Floodproofing Your Home
If your home has plumbing fixtures or floor drains that are below street level, your basement can flood.
Water can enter your house in a number of ways, including:
1) Flooding or rainstorms
2) Sewer backup
3) Groundwater seepage or spring melting
Sometimes there may be no visible water in your basement, but it still might be damp. This page gives tips for preventing moisture from forming, as well as preventing water from entering your basement. For information on protection from major floods, see Flood Safety.
Flood Proofing Maintenance
These simple steps will help to prevent water from entering your basement and will help to keep moisture forming:
- Make sure that internal moisture sources such as clothes dryers and bathrooms are vented outside
- Use humidifiers and dehumidifiers carefully. Put humidifiers on a higher level than the basement. A dehumidifier in a moist basement may actually draw moisture into the basement.
- If your basement is moist, don't open the basement windows in the summer
- Make sure your basement drains are clear of roots, grease, etc. Have your sanitary service cleaned out at least every other year. Your sanitary service is a pipe that carries discharged water from toilets, sinks, showers and disposals from the house to the sanitary sewer in the street. A slow drain might indicate that more frequent cleanings are needed.
- Clean out gutters and downspouts. Make sure downspouts extend at least four feet from the outside wall of the house.
- Shape the soil around your foundation to help water drain away from the building
- Check for cracks in the foundation, chimney, and fireplace. If you find cracks, consult an expert.
Preventive and Corrective Measures
Start with the simpler and less expensive measures:
- Build up the ground around your foundation so that it slopes away from the house at a slope of at least one inch per foot, for at least six feet
- Put appliances, furniture and other items in your basement up on blocks
- In window wells, place about 1/2 inch of coarse gravel sloping away from the house. Make sure that the sides of the window well extend above ground level. Cover the window wells – available at most home improvement stores.

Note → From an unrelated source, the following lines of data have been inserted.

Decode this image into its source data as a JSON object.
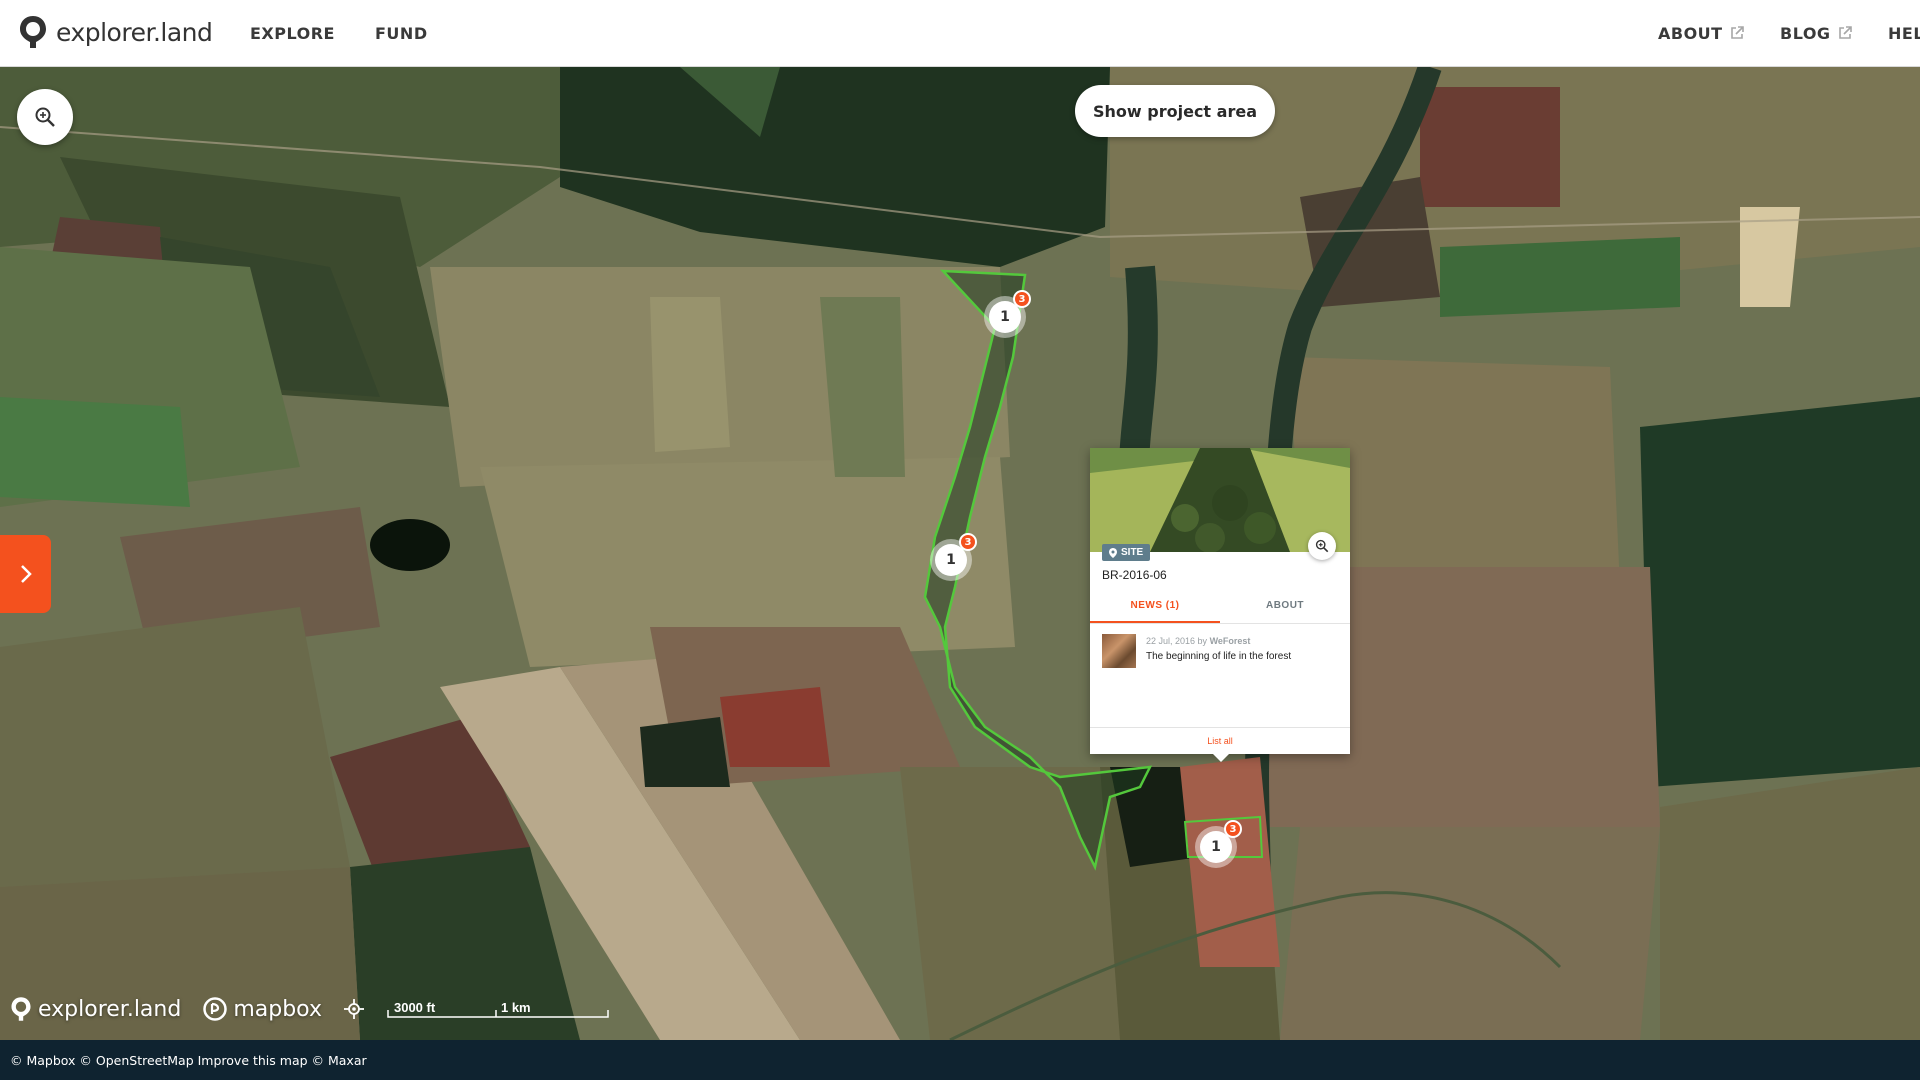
{
  "brand": {
    "name": "explorer.land",
    "accent": "#f4511e"
  },
  "header": {
    "nav_left": [
      "EXPLORE",
      "FUND"
    ],
    "about_label": "ABOUT",
    "blog_label": "BLOG",
    "help_label": "HEL"
  },
  "map": {
    "show_area_label": "Show project area",
    "markers": [
      {
        "count": "1",
        "badge": "3"
      },
      {
        "count": "1",
        "badge": "3"
      },
      {
        "count": "1",
        "badge": "3"
      }
    ],
    "popup": {
      "tag": "SITE",
      "site_name": "BR-2016-06",
      "tabs": [
        "NEWS (1)",
        "ABOUT"
      ],
      "news": {
        "date": "22 Jul, 2016 by",
        "author": "WeForest",
        "title": "The beginning of life in the forest"
      },
      "list_all": "List all"
    },
    "footer": {
      "brand_logo": "explorer.land",
      "mapbox_logo": "mapbox",
      "scale_ft": "3000 ft",
      "scale_km": "1 km"
    }
  },
  "attribution": "© Mapbox © OpenStreetMap Improve this map © Maxar"
}
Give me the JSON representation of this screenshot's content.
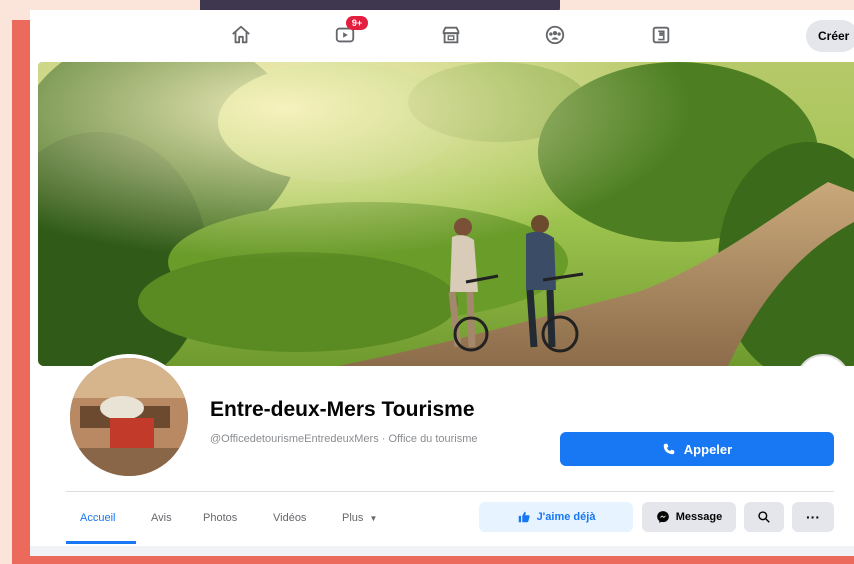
{
  "nav": {
    "notification_badge": "9+",
    "create_label": "Créer",
    "icons": [
      "home-icon",
      "watch-icon",
      "marketplace-icon",
      "groups-icon",
      "gaming-icon"
    ]
  },
  "page": {
    "name": "Entre-deux-Mers Tourisme",
    "subtitle": "@OfficedetourismeEntredeuxMers · Office du tourisme",
    "call_button": "Appeler"
  },
  "tabs": [
    "Accueil",
    "Avis",
    "Photos",
    "Vidéos",
    "Plus"
  ],
  "actions": {
    "like_label": "J'aime déjà",
    "message_label": "Message",
    "more_label": "···"
  },
  "colors": {
    "accent": "#1877f2",
    "frame": "#ec6a5c",
    "badge": "#e41e3f"
  }
}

- If the heating ducts are under the basement floor, make sure they are insulated and watertight
- If only three or four inches of water are present, install a float plug in the drain. A float plug is inexpensive and easy to install, and does not require a permit. If the floor drain pipe backs up, the float rises and plugs the drain. However, the plug must be removed to drain any water from the basement and it can cause problems if there is more than 4 inches of water in the basement.
- Have a licensed plumber install a backflow valve to keep water from backing up into your basement through the drain
- Install a vapor barrier or retarder on the basement walls. Please note a building permit may be required.
- Install a false floor over the basement floor, allowing the water to flow to a drain or sump pump
- Install an interior or exterior drainage system, including a sump pump. An exterior drainage system is the most effective, but may also be the most expensive. This must drain to the surface on the property (a permit is required).
For more information about protection from flooding, see these sites:
- North Dakota Extension Services offers information about Coping with Floods
- FEMA provides information about protecting your propery from flooding here: Install Sewer Backflow Valves
Disclaimer: The items listed on this page are merely summaries of the possible measures that can be used for floodproofing your home. For more information and specific how-to steps, consult with experts and check the websites listed.
Last updated Feb. 1, 2012